From the records below, copy out each line that has the word "data".

--- START ---

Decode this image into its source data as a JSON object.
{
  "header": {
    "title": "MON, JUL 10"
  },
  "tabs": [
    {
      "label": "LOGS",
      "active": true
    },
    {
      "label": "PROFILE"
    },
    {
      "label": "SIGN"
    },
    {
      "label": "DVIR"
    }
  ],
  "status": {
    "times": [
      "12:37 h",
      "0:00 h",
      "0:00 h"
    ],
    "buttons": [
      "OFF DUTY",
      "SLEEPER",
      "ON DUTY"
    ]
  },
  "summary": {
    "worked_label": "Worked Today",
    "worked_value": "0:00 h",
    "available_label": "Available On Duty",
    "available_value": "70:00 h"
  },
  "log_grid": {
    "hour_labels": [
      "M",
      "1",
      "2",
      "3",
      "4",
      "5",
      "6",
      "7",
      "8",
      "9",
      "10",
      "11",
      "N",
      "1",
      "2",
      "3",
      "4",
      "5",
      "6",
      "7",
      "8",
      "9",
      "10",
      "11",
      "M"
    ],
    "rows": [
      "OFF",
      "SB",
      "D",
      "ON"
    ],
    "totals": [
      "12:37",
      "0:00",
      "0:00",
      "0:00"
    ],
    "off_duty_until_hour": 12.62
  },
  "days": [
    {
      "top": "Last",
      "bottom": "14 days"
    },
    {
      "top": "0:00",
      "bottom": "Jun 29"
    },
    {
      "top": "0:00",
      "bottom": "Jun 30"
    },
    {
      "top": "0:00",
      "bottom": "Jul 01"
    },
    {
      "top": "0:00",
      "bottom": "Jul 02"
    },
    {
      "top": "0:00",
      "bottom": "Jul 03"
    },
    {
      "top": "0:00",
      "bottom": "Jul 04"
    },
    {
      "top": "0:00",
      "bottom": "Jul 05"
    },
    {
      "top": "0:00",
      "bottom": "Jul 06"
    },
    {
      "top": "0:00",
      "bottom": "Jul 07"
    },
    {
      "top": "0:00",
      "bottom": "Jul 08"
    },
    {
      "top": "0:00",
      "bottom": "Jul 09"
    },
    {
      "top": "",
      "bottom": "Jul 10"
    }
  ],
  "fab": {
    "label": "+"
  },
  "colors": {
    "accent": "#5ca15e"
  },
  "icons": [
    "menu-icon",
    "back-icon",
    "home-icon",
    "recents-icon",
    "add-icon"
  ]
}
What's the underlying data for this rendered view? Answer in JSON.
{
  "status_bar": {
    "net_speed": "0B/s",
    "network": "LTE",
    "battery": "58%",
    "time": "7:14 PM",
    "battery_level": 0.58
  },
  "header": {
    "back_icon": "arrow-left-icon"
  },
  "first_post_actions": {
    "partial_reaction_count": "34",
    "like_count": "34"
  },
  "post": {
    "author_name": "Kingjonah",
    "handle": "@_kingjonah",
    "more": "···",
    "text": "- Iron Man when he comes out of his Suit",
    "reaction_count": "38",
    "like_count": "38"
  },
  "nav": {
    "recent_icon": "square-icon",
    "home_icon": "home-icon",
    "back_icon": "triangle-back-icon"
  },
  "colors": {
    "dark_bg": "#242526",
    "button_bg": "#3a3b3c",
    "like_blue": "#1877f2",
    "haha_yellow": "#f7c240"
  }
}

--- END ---

> **Response to the exercise**:
Decode this image into its source data as a JSON object.
What's the underlying data for this rendered view? Answer in JSON.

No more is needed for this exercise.